What to work on: Among the lines of the entries below, count those containing the word "JSON" and answer with the number only.

Input:
★ ★ ★ ★

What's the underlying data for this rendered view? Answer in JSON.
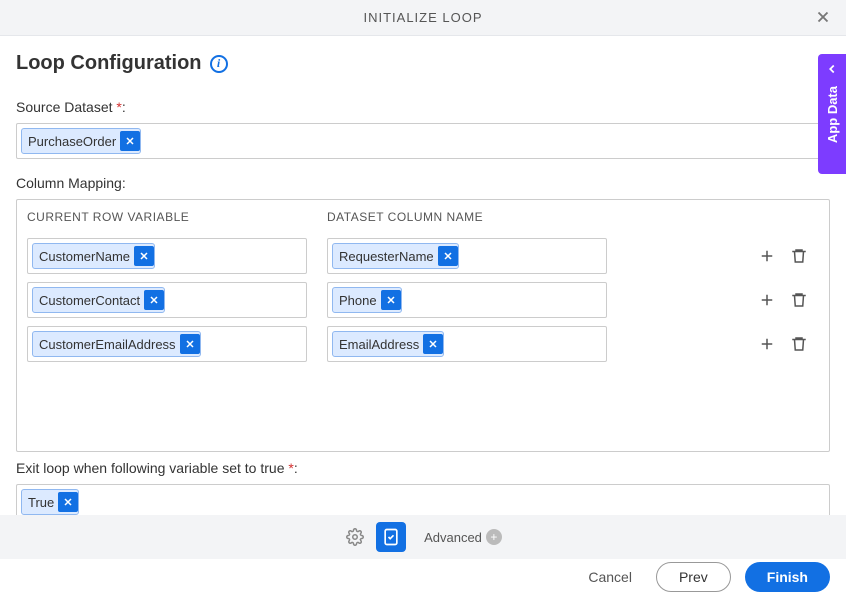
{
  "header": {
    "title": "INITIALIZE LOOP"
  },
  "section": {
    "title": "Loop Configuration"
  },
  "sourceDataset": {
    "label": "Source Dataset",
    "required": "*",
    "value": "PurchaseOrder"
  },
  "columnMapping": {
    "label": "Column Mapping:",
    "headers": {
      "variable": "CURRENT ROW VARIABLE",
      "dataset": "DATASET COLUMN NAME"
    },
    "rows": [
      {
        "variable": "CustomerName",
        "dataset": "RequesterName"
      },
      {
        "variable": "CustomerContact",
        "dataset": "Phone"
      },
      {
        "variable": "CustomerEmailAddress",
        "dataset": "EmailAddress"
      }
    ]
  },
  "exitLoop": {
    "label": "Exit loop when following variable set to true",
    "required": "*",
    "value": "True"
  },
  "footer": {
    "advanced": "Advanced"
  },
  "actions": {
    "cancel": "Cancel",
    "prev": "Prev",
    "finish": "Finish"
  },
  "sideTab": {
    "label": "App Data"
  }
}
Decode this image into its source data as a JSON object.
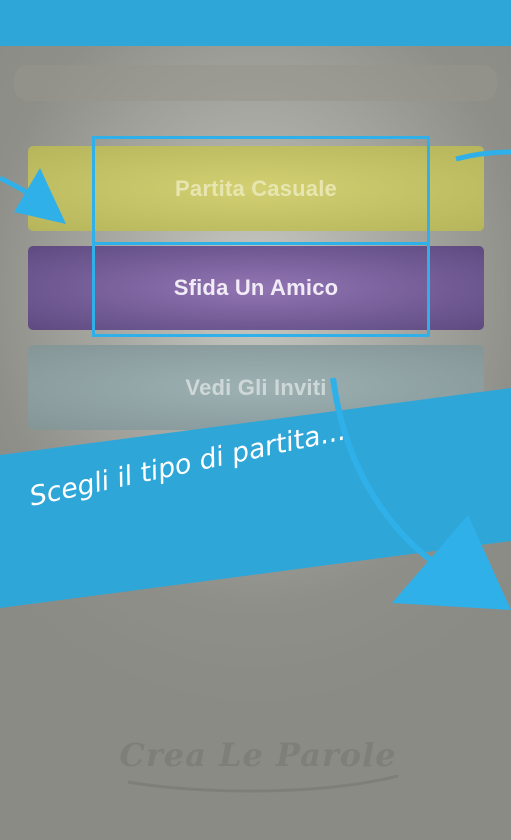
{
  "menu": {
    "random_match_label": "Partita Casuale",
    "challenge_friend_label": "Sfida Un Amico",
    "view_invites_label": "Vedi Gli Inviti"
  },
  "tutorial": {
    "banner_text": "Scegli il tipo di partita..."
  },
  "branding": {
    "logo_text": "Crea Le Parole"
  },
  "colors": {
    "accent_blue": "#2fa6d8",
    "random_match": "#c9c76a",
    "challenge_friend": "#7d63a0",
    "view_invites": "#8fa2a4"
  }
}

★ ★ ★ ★

Output for this exercise: 2